Marriage and family are at the heart of a healthy social environment, the Australian Catholic Bishops Conference states, but “political decisions can end up undermining marriage and providing less and less support for families despite a rhetoric that claims otherwise”.
The fact is that economic decisions have been less and less favourable to families in recent years; and it may be that political decisions in the future will undermine further the dignity and uniqueness of marriage as a lifelong union of man and woman,” the bishops say.”
It is ironic that a group of people who have made a conscious decision not participate in the “institution of marriage” can see it as so important. Clearly it is important, but not for them.
It is interesting to examine the logic and tactics behind this claim.
The tactic is to label a decision to support same-sex marriage as a “political” decision. The implication being that anything that is political is inherently flawed. But the more important point is that same-sex marriage is, for many people, a question of social justice, not just politics.
Is just as valid to say that opposition to same-sex marriage is a religious decision. For many people, myself included, that deciding issues of public policy and social equity on religious beliefs is a very poor way to make decisions affecting the whole population.
But it is the logic of the “undermining the Institute of marriage” argument that is so faulty. Allowing same-sex couples to marry should not, and probably will not, affect the relationships of established heterosexual couples.
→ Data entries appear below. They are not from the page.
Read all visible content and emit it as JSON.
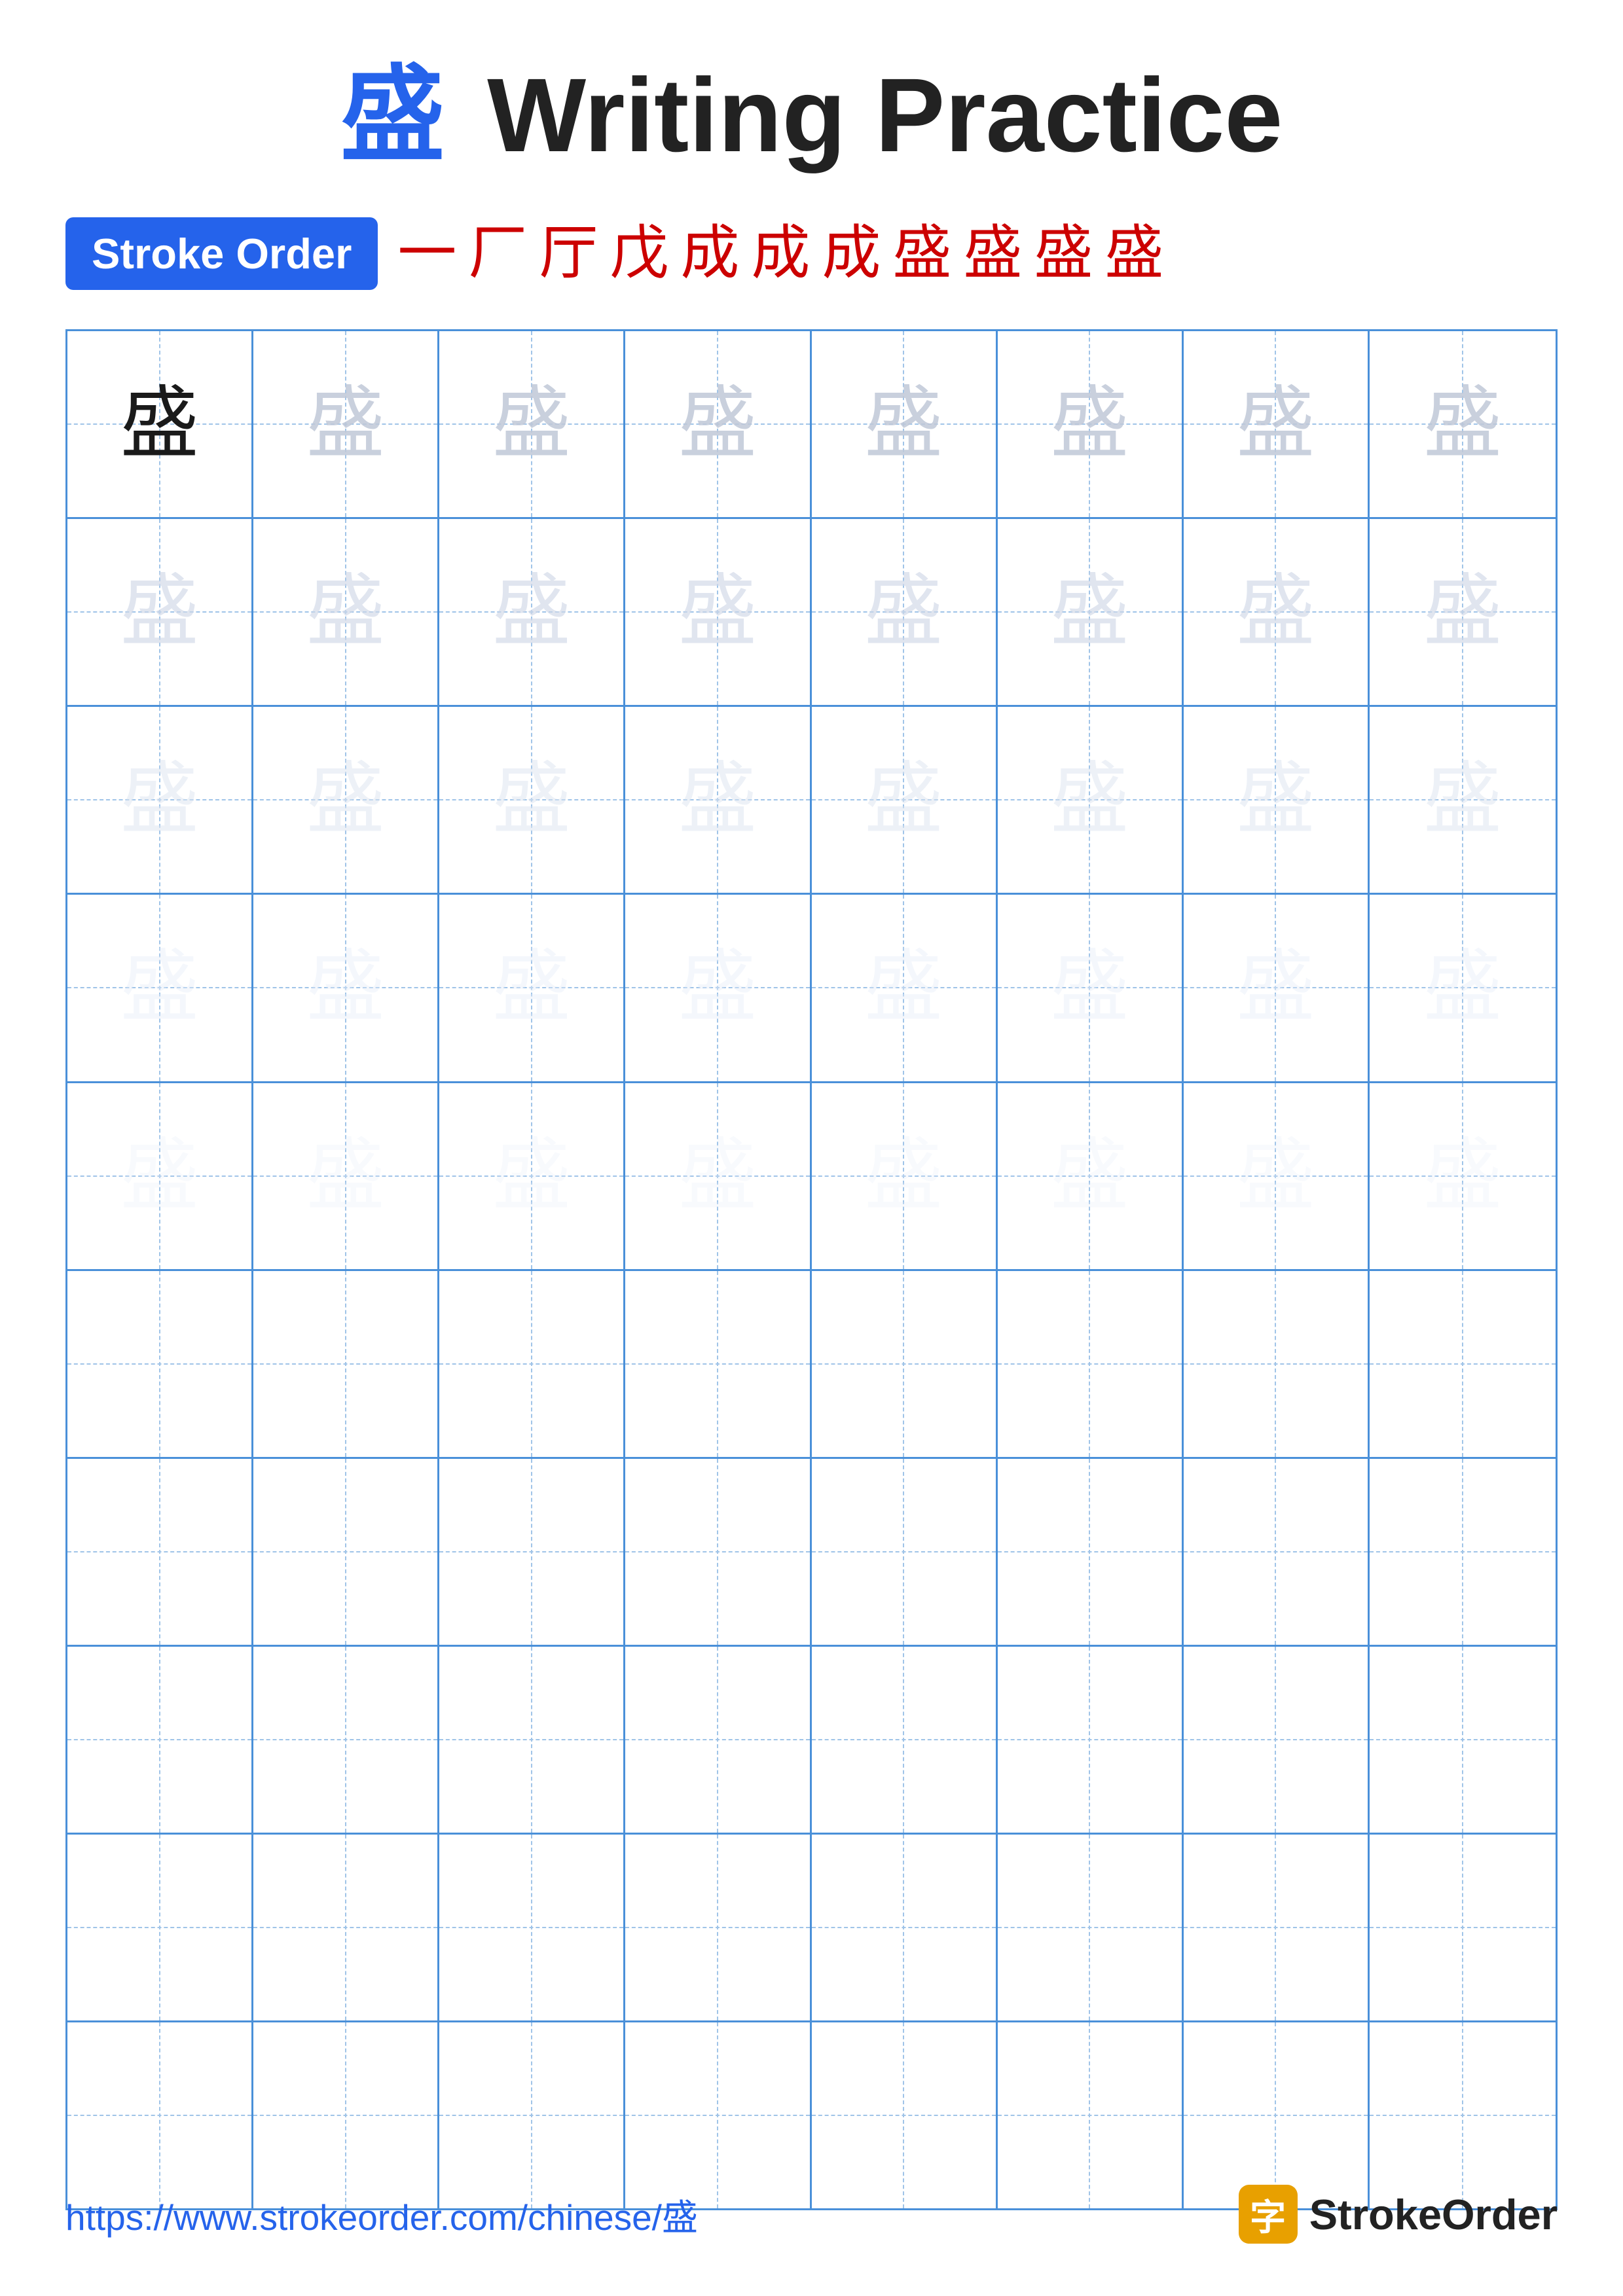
{
  "header": {
    "title_char": "盛",
    "title_text": " Writing Practice"
  },
  "stroke_order": {
    "badge_label": "Stroke Order",
    "strokes": [
      "一",
      "厂",
      "厅",
      "戊",
      "成",
      "成",
      "成",
      "盛",
      "盛",
      "盛",
      "盛"
    ]
  },
  "grid": {
    "rows": 10,
    "cols": 8,
    "char": "盛",
    "practice_rows": 5,
    "empty_rows": 5
  },
  "footer": {
    "url": "https://www.strokeorder.com/chinese/盛",
    "logo_icon": "字",
    "logo_text": "StrokeOrder"
  }
}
Do the bishops really believe that the legalisation of same-sex marriage would suddenly lead to the breakup of large numbers of heterosexual marriages? That a whole lot of married blokes are going to say, “Great, it’s legal now. I’ll go and marry my best mate.”?
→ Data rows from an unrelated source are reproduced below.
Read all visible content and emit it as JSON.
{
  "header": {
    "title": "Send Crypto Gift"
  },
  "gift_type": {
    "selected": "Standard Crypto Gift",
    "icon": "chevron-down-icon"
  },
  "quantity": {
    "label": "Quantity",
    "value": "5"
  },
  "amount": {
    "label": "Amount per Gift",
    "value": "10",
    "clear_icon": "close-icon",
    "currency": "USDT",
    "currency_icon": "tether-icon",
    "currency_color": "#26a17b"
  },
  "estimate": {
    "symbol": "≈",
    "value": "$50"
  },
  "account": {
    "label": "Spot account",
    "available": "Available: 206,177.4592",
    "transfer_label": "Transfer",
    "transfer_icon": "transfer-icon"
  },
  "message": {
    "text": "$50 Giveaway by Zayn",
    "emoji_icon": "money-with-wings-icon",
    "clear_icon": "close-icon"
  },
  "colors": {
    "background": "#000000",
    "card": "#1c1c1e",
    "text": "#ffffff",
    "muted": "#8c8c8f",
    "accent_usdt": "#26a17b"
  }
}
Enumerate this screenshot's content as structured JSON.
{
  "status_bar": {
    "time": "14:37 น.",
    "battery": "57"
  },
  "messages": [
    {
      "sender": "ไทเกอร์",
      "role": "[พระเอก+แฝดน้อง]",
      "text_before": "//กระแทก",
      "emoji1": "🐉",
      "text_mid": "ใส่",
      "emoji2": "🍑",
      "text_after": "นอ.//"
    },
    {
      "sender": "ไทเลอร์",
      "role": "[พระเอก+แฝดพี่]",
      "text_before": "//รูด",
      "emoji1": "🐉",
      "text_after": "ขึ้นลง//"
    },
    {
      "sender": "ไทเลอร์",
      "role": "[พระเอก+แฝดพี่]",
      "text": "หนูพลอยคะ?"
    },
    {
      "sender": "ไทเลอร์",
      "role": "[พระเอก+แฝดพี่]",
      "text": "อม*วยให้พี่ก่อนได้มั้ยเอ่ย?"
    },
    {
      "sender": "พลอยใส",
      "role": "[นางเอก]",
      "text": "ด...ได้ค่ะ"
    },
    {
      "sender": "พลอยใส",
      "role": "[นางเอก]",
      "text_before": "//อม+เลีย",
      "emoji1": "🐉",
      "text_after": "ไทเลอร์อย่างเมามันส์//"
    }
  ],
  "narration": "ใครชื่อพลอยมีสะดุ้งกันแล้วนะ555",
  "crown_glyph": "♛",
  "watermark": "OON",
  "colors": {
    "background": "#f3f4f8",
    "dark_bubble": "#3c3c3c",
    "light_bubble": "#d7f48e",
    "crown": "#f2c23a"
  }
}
More than a hundred years ago, there were similarly fallacious arguments being extended to deny women the right to vote.
There have always been people who turn their backs on important social issues. It’s usually men.
And hundred years before that, the argument was that people who did not own property should not be allowed to vote.
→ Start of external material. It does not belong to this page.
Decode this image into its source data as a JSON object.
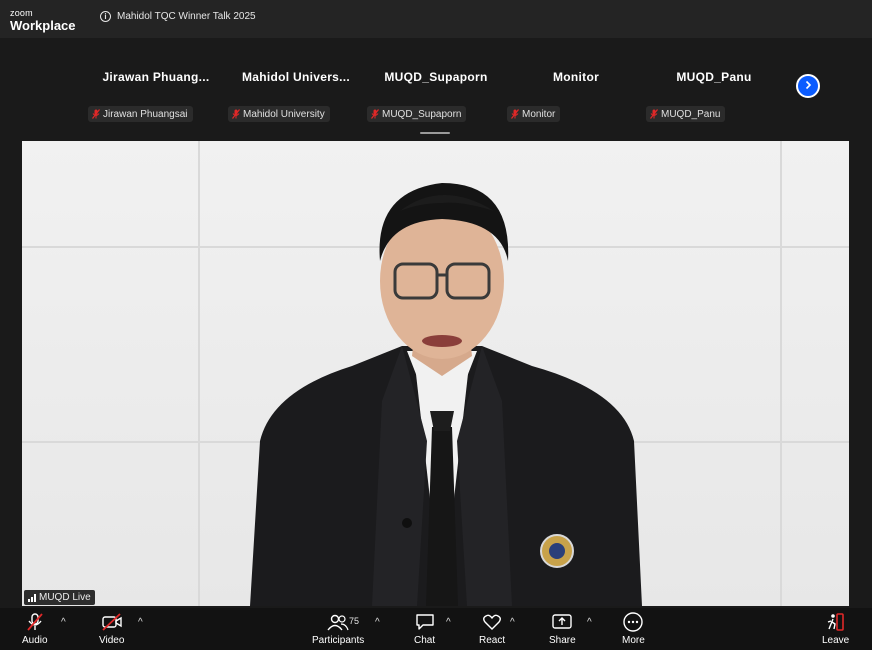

A recent letter writer to The Age said he found it incongruous that an organisation which had condoned, ignored and, indirectly, supported the activities of paedophiles should be expressing such concern about support for families.